Remember that your biggest contribution to any project is not your design skill, but your design leadership. Giving others the credit they deserve shows that you’re a mature leader.

Explain the role of design in your organization

How much of a voice the design team has in your organization tells your interviewers a lot about your maturity as a design leader. Before your interview, consider these questions:

A great candidate will acknowledge the messy truth of the work we do and what they learned from it.

Show that you understand your business (and ask about ours)

Great design leaders understand that the most important work happens at the confluence of user needs and business objectives. Show your interviewers that you’re aware of, and curious about, the business impact of your team’s work. Your work is more than just a beautiful portfolio project so talk about how you measured success. I often talk to job candidates for whom the presentation ends when the project ships; they don’t clearly articulate what the goals of the project were, whether they were achieved, or the lessons they learned.

Similarly, show that you’re interested in your interviewers’ business: Ask questions about our model, competitors, and how we think about the industry we’re in.

Know what type of leader you are

Being a design leader is only partially about knowing what good design is and how to ship it. Getting a sense of where you naturally focus (and how that fits with the needs of your current organization) is incredibly important, so I always ask candidates:

No one is equally great at all things: Communicating your strengths and weaknesses is a crucial part of the interview process.

Tell us how you do your best work

Whether they’re psychological (wide open space for exploration, assignments for discrete projects), physical (remote teams, co-located teams), or scope-related (individual apps or features, designing services, complex ecosystems), I love hearing leaders talk about the circumstances that have led to great work.

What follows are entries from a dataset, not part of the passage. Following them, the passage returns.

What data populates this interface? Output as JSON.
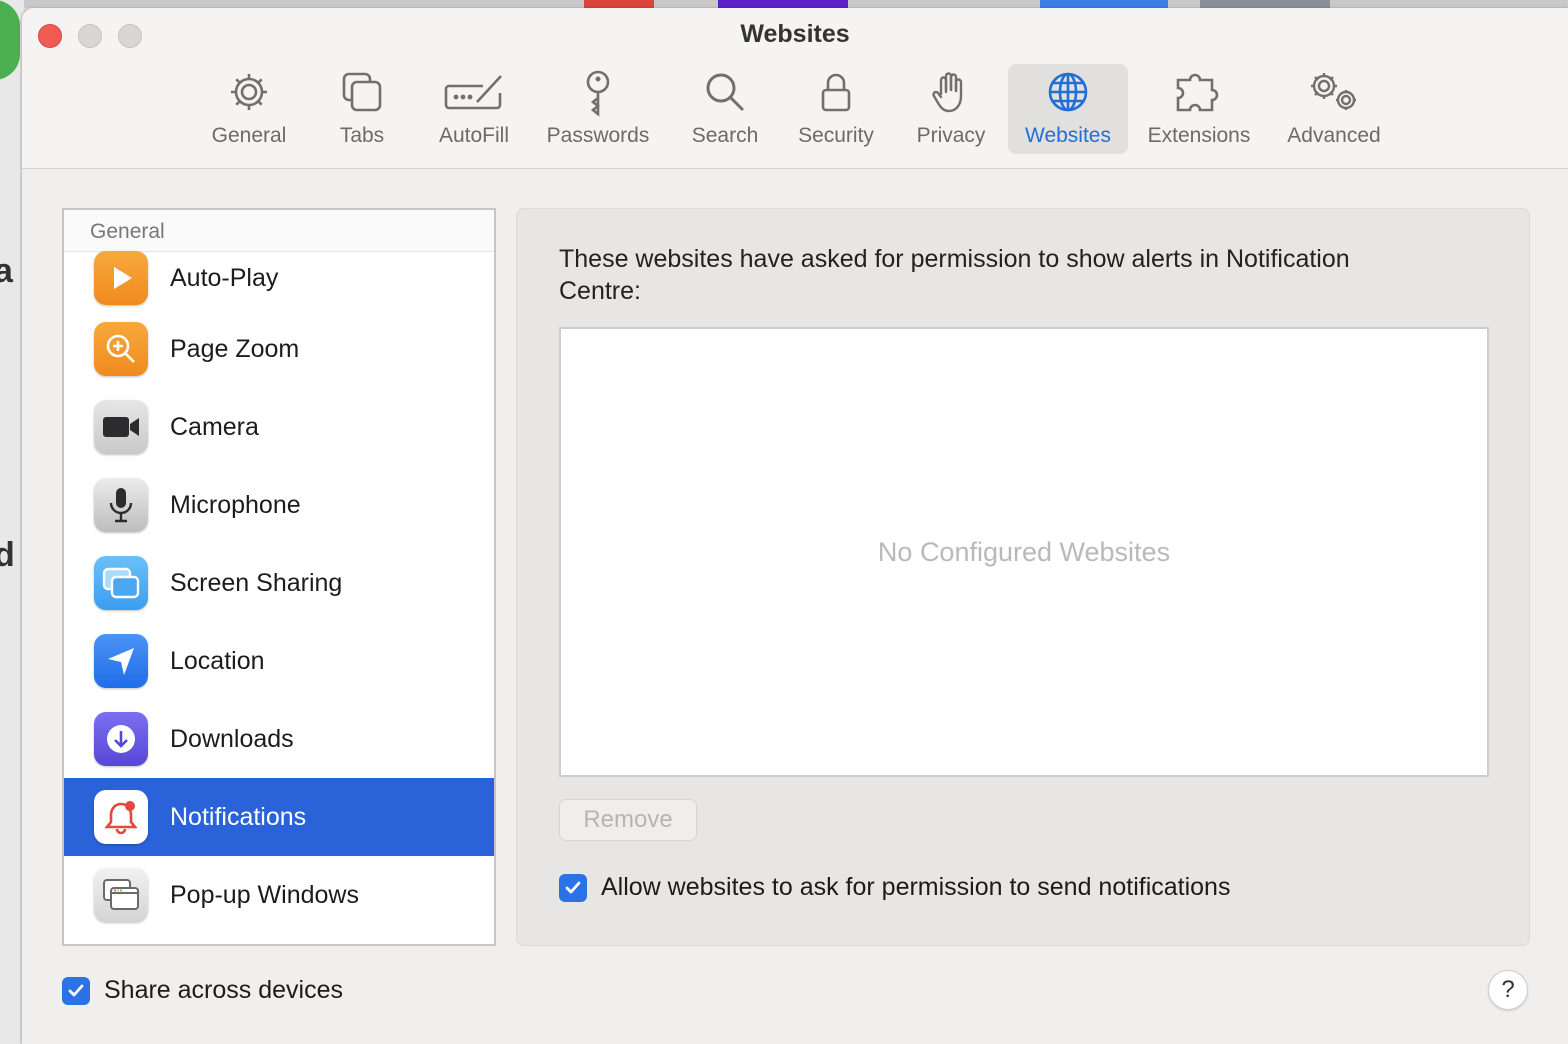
{
  "window": {
    "title": "Websites"
  },
  "toolbar": {
    "tabs": [
      {
        "label": "General",
        "icon": "gear-icon"
      },
      {
        "label": "Tabs",
        "icon": "tabs-icon"
      },
      {
        "label": "AutoFill",
        "icon": "autofill-pencil-icon"
      },
      {
        "label": "Passwords",
        "icon": "key-icon"
      },
      {
        "label": "Search",
        "icon": "magnifier-icon"
      },
      {
        "label": "Security",
        "icon": "lock-icon"
      },
      {
        "label": "Privacy",
        "icon": "hand-icon"
      },
      {
        "label": "Websites",
        "icon": "globe-icon",
        "active": true
      },
      {
        "label": "Extensions",
        "icon": "puzzle-icon"
      },
      {
        "label": "Advanced",
        "icon": "gears-icon"
      }
    ]
  },
  "sidebar": {
    "header": "General",
    "items": [
      {
        "label": "Auto-Play",
        "icon": "play-icon",
        "color": "#f59b2b"
      },
      {
        "label": "Page Zoom",
        "icon": "zoom-icon",
        "color": "#f59b2b"
      },
      {
        "label": "Camera",
        "icon": "camera-icon",
        "color": "#3a3a3c"
      },
      {
        "label": "Microphone",
        "icon": "microphone-icon",
        "color": "#d8d8d8"
      },
      {
        "label": "Screen Sharing",
        "icon": "screen-sharing-icon",
        "color": "#4aa8f0"
      },
      {
        "label": "Location",
        "icon": "location-arrow-icon",
        "color": "#2f7ef0"
      },
      {
        "label": "Downloads",
        "icon": "download-icon",
        "color": "#6a5ee0"
      },
      {
        "label": "Notifications",
        "icon": "bell-icon",
        "color": "#ffffff",
        "selected": true
      },
      {
        "label": "Pop-up Windows",
        "icon": "popup-window-icon",
        "color": "#e8e8e8"
      }
    ]
  },
  "panel": {
    "prompt": "These websites have asked for permission to show alerts in Notification Centre:",
    "empty_text": "No Configured Websites",
    "remove_label": "Remove",
    "allow_label": "Allow websites to ask for permission to send notifications",
    "allow_checked": true
  },
  "footer": {
    "share_label": "Share across devices",
    "share_checked": true,
    "help_label": "?"
  },
  "colors": {
    "accent": "#2a62d9",
    "active_tab": "#1f6fd6",
    "checkbox": "#2b72e6"
  }
}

Remember that your biggest contribution to any project is not your design skill, but your design leadership. Giving others the credit they deserve shows us that you’re a mature leader.

Think about where and how you do your best work, articulate those needs to your interviewers, and be prepared to discuss times you were required to work outside of your ideal environments. Learning how you operate in less-than-ideal situations says a lot about how you run a team.

Ask us questions, too

You’re not the only one being evaluated. An essential part of the interview process is evaluating your (potential) future employer. We love getting these questions from design leader candidates:

Every design organization is looking for different qualities in its leaders, but the interview guidelines I’ve outlined should help designers interviewing at all levels, at any company, share the information that matters to a hiring manager.

And if you’re interested in interviewing with Adobe Design, we’re hiring!